Supported Housing and Caps to Housing Benefit March 2017

Thank you for contacting me regarding the Government’s recent plans to cap Housing Benefit for people living in supported housing.

I share your concern that plans to cap benefits for those individuals living in supported housing will disproportionately target those members of our society that are the most vulnerable, including people affected by severe mental illness. I wrote to the Minister of State for Housing and Planning in January to address this issue. It is my belief that supported housing provides a valuable lifeline to many people living with mental illness; having on-site staff and fellow residents who understand ones individual needs can mean the world to individuals achieving and maintaining recovery. Supported housing is often the difference between rough sleeping, lengthy hospital admissions, or long term stays in restrictive environments and a housing environment that is supportive and healing.

I agree with the NHS’s report on the Implementing the Five Year Forward View on Mental Health that there is clear evidence that “improving outcomes for people with mental health problems supports them to achieve greater wellbeing, build resilience and independence and optimise life chances, as well as reducing premature mortality”. Adequately funded Supported Housing helps to improve the outcomes for people with mental health, and has my full support.

In July 2016 the Shadow Frontbench secured an Opposition Day debate where it called on the Government to exempt supported housing from its cuts to Housing Benefit and to consult with supported housing providers to identify ways in which all vulnerable people who need supported housing can access it. 
During this debate the Secretary of State for the Department for Work and Pensions stated that the Government would take the summer to review the evidence and expected to report in the early autumn on a future funding solution for supported housing. However, I remain concerned about the impact that the delay the Government's review into providing a long-term, evidence-based sustainable solution is having on investors. It is also resulting in many providers stating that they will be forced to close much of their existing provision, which is particularly troubling as this type of accommodation is already in short supply. 

In September 2016, the Government confirmed it would be deferring application of LHA rates to social rents for supported housing further - until 2019/2020. At this point it would introduce a new funding model, which will ensure the sector continues to be funded at current levels. The Government has committed to providing ring-fenced 'top-up funds' through local authorities to ensure vulnerable people continue to be supported. In November 2016, a consultation was launched to develop the details for this new funding model. The consultation closed on 13 February and I will follow the outcome of this closely.
Furthermore, the Government has stated that it is to provide an additional £70 million in discretionary housing payments to mitigate the impact of these cuts. However, I believe the amount is inadequate to meet the shortfall created and providers of supported housing need certainty of income to cover the cost of developing this specialist accommodation. 

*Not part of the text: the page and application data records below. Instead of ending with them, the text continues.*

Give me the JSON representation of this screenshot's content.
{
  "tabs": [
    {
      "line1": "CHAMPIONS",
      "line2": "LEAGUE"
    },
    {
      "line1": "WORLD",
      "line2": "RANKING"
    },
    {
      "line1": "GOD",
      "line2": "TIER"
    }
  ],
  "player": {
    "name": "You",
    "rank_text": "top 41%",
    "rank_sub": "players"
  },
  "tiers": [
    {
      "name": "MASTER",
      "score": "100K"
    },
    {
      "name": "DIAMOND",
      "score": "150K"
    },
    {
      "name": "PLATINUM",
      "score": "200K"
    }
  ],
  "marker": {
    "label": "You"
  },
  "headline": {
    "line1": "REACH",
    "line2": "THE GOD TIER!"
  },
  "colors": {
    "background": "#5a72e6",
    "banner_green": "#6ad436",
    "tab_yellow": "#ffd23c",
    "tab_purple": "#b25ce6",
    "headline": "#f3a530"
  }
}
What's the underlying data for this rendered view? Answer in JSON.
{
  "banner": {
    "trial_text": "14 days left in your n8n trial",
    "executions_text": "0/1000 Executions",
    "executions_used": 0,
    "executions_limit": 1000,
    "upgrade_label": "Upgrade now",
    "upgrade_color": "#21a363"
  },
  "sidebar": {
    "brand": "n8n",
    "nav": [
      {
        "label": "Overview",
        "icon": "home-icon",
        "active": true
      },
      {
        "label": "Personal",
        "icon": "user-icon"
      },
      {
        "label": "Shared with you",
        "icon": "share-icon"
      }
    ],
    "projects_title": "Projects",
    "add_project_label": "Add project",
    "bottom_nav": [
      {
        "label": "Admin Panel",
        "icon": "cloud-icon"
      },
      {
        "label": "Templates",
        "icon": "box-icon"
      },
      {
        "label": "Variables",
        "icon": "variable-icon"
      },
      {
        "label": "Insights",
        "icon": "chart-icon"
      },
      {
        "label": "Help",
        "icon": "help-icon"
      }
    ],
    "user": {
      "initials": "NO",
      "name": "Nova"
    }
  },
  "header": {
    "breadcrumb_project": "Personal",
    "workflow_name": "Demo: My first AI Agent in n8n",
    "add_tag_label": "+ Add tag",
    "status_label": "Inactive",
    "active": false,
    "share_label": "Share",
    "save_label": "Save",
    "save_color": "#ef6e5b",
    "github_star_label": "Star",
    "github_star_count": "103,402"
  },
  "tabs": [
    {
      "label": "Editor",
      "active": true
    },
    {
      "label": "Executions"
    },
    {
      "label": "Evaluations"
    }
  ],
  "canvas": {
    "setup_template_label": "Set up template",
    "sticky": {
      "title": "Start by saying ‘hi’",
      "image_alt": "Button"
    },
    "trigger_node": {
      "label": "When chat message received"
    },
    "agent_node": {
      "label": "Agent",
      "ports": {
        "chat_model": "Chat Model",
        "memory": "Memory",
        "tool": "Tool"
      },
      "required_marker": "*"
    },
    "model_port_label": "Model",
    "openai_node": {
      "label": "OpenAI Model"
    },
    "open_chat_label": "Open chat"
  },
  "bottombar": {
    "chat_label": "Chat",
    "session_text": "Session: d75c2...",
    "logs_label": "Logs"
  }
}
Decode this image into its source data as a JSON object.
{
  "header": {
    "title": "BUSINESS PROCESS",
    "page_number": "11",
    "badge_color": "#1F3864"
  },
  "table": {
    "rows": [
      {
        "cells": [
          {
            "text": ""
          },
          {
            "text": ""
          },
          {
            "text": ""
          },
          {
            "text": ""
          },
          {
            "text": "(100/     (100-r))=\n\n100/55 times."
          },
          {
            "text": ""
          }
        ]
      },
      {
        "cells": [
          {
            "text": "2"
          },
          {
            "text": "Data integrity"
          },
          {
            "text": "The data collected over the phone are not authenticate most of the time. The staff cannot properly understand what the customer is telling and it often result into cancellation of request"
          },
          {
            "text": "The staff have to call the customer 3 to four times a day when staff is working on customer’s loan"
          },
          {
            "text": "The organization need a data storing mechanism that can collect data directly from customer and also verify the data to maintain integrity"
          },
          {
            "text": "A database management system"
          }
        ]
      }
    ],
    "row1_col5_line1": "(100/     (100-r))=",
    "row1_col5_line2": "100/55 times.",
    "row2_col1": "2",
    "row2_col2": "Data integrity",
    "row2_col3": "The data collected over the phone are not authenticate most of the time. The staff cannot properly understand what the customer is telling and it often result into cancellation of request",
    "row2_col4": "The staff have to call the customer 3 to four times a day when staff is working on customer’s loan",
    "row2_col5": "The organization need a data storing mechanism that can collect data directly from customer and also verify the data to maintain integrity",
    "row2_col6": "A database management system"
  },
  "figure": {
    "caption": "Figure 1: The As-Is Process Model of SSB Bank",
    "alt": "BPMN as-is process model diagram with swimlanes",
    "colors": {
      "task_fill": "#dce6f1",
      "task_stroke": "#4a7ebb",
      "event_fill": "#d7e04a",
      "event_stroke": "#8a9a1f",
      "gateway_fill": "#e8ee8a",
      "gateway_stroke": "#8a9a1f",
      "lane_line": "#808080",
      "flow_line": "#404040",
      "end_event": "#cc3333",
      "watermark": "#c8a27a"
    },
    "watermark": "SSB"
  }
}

The introduction of LHA rate cap to supported and sheltered schemes will have a devastating effect on the financial sustainability and therefore ongoing provision of local organizations which operate in Nottingham North. This is because the cost of supported and sheltered homes is made up of a rent charge and a service charge. Service charges allows organisations, like Nottingham Community Housing Association (NCHA), to provide an intensive housing management service including providing staff to assist individuals to comply with the requirements of their tenancy, basis furniture and equipment, robust health and safety and fire safety management, provision of CCTV and security monitoring and often a communal lounge which provides a venue for work, peer support and the involvement of other local agencies and community groups. In 2011 NCHA provided just over 1,000 supported housing sites in the greater Nottinghamshire area. The proposed rate cap would potentially be detrimental to NCHA and the residents of these supported housing sites.

But under the Government’s proposition the service charge element of the housing benefit claim would not be met under the rate cap. The severity of this impact in financial terms for NCHA is approximately £3.6 million per annum. They would not be able to supply such amount of money themselves.

I stand with Rethink Mental Illness in the belief that access to a safe, decent and appropriate home is a basic human right. We know that currently 1 in 3 people sleeping rough have a mental health problem. Any cuts to the Supported Housing Benefit by this Government could push even more onto the streets and out of the care that they desperately need. This is an abhorrent failure of our government and society to support some of the most vulnerable members of our communities, we can do better. The Conservative government must do more to ensure that those living with mental illnesses have access to adequate housing.

The Labour Party has long fought to protect vulnerable remembers of our communities, including those affected by severe mental illness. As a Member of Parliament I will continue to advocate for those in my constituency that will be effected by any caps to their Housing Benefits.

Thank you for taking the time to write to me about the Government's plans to cap Housing Benefit for people living in supported housing, which I will continue to oppose